Consider if you want a theme for your tea party. This is where you can really get creative and have a lot of fun. Maybe you would like everyone to wear a fancy hat, or perhaps you hope to adopt a mad hatter style tea time from Alice in Wonderland. Before you think about invitations or decorations, you will want to settle on your theme so everything will coordinate nicely. The first year, we chose a cottage theme. The second year, we opted for a Victorian style tea party. You can find a list of theme ideas here.

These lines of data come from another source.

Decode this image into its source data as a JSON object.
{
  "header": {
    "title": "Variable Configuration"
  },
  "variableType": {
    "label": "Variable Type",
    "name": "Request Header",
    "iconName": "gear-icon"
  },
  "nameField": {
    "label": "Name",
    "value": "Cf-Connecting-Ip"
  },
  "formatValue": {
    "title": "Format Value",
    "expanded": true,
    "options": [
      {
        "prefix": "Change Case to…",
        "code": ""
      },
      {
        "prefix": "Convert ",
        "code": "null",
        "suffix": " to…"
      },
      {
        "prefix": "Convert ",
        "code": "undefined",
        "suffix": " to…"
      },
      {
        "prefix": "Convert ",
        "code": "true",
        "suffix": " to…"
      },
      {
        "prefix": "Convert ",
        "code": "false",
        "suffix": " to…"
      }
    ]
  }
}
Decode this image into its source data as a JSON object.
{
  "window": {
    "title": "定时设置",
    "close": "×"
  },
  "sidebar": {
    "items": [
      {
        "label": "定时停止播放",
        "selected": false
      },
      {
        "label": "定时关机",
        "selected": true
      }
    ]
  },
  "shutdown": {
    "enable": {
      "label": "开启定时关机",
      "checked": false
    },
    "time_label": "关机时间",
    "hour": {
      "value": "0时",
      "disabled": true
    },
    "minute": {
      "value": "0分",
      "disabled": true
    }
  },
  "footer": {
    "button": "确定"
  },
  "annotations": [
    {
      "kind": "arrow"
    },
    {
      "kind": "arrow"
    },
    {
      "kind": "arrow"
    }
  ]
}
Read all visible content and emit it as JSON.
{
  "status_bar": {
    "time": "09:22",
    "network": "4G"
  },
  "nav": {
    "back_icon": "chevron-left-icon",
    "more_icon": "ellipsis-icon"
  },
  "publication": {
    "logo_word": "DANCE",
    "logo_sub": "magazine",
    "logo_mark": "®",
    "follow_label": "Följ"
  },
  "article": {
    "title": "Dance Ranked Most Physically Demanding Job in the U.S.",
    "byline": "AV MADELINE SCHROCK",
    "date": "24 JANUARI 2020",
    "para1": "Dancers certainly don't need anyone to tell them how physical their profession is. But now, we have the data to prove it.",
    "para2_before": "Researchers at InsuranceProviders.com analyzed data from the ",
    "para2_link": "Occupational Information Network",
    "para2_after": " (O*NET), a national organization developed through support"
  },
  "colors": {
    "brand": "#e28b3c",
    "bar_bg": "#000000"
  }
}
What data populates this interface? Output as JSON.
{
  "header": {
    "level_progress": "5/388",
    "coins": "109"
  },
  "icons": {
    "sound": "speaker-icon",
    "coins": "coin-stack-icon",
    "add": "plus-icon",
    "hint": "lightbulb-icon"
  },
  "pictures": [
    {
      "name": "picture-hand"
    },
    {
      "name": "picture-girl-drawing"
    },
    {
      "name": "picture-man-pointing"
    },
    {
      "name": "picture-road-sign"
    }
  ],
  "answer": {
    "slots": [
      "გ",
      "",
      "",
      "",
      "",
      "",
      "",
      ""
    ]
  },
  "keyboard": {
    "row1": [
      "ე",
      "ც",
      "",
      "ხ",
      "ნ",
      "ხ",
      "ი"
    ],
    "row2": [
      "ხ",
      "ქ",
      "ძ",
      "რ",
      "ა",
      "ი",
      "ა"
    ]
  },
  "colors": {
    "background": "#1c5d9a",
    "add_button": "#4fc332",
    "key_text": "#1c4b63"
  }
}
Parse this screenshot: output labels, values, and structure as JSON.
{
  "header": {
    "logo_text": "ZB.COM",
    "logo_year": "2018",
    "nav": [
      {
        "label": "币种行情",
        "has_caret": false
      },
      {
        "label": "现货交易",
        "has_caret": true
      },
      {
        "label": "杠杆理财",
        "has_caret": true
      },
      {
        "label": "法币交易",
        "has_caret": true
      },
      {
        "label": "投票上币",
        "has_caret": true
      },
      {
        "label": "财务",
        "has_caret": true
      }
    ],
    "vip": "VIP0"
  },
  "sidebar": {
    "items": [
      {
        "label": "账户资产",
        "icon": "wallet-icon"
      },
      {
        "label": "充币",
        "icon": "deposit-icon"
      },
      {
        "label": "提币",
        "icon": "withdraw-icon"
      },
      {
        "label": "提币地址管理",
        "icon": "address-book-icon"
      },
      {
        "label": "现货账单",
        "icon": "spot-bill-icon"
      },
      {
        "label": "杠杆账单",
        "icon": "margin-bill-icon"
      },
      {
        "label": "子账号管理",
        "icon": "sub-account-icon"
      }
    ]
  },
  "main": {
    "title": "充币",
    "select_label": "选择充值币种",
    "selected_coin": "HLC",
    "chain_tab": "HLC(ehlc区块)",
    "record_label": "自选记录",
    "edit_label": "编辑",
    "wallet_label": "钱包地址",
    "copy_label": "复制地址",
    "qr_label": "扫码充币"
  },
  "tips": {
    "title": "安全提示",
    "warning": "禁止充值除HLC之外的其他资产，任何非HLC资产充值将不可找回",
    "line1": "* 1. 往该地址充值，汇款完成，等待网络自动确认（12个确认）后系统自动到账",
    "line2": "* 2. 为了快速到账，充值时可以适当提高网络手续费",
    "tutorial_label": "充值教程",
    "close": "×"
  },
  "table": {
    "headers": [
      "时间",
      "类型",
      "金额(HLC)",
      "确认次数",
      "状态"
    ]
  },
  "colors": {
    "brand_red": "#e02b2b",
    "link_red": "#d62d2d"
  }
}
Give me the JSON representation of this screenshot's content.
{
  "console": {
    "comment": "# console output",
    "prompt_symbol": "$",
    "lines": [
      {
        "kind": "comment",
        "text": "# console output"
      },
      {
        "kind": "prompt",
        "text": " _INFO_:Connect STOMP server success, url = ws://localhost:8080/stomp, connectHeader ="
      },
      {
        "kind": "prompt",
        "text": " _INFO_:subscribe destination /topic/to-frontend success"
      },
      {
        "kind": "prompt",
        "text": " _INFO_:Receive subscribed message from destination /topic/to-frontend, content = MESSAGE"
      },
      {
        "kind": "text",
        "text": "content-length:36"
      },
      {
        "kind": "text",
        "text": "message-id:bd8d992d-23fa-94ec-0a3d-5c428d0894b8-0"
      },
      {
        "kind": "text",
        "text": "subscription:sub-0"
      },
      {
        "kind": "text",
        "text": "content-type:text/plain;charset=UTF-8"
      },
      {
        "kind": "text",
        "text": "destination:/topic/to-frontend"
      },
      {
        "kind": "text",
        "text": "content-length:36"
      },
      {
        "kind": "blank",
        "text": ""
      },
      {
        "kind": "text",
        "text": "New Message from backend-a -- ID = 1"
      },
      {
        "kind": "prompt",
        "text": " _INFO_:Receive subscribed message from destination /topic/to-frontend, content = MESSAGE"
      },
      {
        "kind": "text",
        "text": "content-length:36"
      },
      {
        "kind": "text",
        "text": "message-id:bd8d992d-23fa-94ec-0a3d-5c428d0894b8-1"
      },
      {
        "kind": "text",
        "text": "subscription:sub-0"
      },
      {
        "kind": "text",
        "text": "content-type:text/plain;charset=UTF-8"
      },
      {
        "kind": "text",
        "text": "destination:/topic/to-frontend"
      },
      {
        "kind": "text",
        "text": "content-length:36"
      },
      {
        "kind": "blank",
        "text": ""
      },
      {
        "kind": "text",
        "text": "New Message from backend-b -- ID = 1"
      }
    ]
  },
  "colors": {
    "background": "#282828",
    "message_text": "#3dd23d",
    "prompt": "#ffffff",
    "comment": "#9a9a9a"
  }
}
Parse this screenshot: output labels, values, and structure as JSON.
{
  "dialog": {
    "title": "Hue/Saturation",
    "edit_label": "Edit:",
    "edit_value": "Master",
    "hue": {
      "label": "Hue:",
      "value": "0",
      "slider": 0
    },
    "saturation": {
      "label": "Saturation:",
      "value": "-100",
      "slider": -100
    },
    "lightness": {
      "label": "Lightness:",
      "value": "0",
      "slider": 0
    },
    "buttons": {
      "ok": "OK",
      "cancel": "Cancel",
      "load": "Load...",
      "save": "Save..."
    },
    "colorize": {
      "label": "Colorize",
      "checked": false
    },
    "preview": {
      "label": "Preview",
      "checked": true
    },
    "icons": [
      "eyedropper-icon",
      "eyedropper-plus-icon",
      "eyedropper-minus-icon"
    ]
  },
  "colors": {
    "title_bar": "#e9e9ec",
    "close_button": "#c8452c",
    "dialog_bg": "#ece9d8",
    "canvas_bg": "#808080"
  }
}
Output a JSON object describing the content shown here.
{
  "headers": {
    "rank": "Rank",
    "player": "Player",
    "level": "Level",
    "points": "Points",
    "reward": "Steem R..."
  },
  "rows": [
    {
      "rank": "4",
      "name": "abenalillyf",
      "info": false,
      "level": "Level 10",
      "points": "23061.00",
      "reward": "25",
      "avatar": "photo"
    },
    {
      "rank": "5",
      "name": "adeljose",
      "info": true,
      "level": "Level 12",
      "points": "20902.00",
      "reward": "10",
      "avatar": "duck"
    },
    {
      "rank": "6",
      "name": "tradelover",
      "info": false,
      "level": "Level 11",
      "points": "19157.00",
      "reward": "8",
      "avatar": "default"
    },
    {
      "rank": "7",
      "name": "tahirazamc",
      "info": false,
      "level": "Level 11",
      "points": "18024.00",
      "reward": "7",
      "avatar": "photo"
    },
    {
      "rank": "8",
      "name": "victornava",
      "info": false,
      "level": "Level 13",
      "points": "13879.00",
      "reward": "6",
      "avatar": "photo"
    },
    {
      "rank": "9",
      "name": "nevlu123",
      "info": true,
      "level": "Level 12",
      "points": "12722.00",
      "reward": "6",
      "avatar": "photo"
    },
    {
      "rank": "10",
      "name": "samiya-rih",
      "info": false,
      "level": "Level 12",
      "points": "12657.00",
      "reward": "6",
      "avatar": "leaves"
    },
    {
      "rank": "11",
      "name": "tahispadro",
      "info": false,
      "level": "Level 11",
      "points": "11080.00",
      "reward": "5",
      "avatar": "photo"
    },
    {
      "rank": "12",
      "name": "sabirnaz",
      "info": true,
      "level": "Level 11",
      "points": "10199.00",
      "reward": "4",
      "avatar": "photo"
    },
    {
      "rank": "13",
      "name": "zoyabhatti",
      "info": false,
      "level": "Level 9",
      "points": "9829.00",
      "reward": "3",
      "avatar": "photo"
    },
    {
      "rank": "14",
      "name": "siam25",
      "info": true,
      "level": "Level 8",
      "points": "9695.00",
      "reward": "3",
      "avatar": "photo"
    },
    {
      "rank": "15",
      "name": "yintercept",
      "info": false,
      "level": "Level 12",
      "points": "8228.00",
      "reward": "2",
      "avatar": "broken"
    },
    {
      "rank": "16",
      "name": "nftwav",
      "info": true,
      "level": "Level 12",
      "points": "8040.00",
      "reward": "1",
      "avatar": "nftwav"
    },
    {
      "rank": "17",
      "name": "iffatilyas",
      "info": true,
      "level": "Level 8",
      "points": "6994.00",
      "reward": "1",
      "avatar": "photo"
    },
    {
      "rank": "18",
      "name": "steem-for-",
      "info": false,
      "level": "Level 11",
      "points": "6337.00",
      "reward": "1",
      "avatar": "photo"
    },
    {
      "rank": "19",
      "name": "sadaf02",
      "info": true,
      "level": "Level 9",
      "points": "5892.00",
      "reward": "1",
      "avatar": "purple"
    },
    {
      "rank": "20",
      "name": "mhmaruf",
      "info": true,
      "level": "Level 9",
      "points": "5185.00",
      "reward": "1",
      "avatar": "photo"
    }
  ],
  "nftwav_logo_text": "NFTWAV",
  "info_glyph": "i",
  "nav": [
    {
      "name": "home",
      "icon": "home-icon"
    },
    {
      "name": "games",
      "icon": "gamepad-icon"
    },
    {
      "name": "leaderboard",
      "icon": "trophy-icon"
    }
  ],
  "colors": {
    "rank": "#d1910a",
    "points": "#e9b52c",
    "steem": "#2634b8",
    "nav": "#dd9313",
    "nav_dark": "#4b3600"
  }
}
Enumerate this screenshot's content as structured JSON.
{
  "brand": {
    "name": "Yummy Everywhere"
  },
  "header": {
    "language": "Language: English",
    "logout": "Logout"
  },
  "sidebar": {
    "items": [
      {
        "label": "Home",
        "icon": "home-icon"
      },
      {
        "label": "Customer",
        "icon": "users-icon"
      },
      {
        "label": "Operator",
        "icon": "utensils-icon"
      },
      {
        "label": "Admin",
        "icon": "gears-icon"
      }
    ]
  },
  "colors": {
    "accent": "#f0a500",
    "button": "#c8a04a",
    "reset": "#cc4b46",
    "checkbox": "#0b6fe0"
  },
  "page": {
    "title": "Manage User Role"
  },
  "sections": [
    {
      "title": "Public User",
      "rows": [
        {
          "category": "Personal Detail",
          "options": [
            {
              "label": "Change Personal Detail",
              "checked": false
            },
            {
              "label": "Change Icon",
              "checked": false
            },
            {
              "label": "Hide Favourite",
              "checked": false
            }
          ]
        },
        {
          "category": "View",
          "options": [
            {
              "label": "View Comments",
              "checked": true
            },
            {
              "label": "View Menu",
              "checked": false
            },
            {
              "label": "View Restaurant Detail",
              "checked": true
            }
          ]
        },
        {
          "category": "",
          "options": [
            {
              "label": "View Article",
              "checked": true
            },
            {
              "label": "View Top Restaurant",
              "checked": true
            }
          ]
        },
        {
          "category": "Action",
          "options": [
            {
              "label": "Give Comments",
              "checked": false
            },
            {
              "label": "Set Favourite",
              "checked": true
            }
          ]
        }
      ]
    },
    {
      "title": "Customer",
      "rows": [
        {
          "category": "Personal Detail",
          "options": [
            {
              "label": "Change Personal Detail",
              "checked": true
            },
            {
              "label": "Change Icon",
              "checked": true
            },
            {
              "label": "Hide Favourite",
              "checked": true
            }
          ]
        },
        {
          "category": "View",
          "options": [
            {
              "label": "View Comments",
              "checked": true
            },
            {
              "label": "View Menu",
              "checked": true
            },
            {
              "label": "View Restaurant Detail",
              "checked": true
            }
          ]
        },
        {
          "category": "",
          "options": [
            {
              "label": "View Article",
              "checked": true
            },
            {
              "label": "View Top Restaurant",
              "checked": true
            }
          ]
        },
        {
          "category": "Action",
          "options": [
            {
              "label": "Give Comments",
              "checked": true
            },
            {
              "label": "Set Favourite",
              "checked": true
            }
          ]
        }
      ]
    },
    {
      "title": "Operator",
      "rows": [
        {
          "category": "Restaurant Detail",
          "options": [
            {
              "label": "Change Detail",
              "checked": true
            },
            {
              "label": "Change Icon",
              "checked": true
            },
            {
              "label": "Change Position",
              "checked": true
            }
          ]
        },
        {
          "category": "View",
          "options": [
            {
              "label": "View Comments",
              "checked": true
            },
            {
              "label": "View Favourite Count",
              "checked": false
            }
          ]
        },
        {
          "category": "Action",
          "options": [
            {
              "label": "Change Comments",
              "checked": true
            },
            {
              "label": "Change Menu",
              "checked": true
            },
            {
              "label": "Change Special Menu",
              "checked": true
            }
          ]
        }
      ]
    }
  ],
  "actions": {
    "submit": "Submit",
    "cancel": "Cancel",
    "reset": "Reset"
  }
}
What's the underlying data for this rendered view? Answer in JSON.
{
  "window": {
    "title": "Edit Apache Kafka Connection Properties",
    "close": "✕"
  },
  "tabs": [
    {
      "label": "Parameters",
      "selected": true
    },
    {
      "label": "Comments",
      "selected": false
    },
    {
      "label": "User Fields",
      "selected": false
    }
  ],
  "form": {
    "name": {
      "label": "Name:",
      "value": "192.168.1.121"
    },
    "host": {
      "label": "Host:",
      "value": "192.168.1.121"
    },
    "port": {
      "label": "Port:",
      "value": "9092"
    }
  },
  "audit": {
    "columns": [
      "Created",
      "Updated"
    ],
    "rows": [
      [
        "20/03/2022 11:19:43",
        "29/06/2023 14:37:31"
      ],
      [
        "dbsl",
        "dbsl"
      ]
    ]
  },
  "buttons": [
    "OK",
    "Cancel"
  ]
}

Next, you need to send out invitations. Remember that guests will look for clues on what to expect at the tea party by the look and feel of your invitations. Wording is important, but the style of your invitations should also make a clear statement about the type of tea party you are hosting. You will want to send out invitations to arrive about two weeks before the event. Not too late for planning purposes, but not so early that the party is quickly forgotten. You can verbally tell your guests about the upcoming event before then if you choose, but that should not replace a formal invitation. Now days, it is completely appropriate to send out electronic invitations by email or to select groups using social media. In fact, using electronic invitations is a great way to save on the costs of your party.

You may decide that you want your guests to follow traditional tea party rules, or at least a few of them. It has been my experience that little girls love to feel like they are doing grownup things the “correct” way. They will probably want to know how they should hold their tea cup and which foods to eat first. These little details add to the magic of the experience. If you decide that you do want your guests to use proper tea party etiquette, consider sending a list of rules you plan to follow with your invitations. You can also post these at your tea party. There are varying versions of tea party rules all over the internet. These are the ones we decided to follow.

Setting up for your tea party should be very fun, and it doesn’t have to be a lot of work. Just remember that little details make a good party great. Of course, your decorations and set up will depend on your theme. Pinterest is a good place to look for ideas. This year, we decided that for our formal style tea party that we wanted everyone to have real tea sets. I made a trip to our local thrift store and picked up enough tea sets so everyone could eat and drink on real china. This was just a little detail that made a huge impact. The little girls had so much fun and felt very special to be trusted with fine china. And since the dishes were all from the thrift store, no one had to stress about breaking anything.

An important part of the tea party is of course food. If you are serving hot tea, you will need to make sure you have enough hot water for everyone at your tables when the party starts. This can take a bit of planning for a large group, so it may be better to reserve hot beverages for a small tea party. Not into hot tea? No worries, try another drink such as iced tea. My daughter requested ice cold lemonade. Tea parties are typically characterized by finger foods such as finger sandwiches, quiche, fruits and veggies, eclairs, and petit fours. Not every dish has to be a finger food. You could, for example, serve dainty dishes of mousse, but, think small portions for afternoon tea. You may choose to prepare and set out all the food for the party yourself. This is of course a great way to make sure everything is beautiful and just how you want it when the party starts. Both years we have held tea parties, we asked our guests to each bring a dish to share, and gave suggestions of what to bring. We found that is worked out great! Since we have had 30 to 40 guests at our tea parties, pot luck style food has worked best for us, and our guests seemed excited to pick out and bring a creative finger food to share. I think it adds to the anticipation and excitement when all the girls get to take part in the preparation.

So, what do you think? Have you hosted or attended a tea party before? What are your favorite ideas? We would love to heard about your tea party experiences.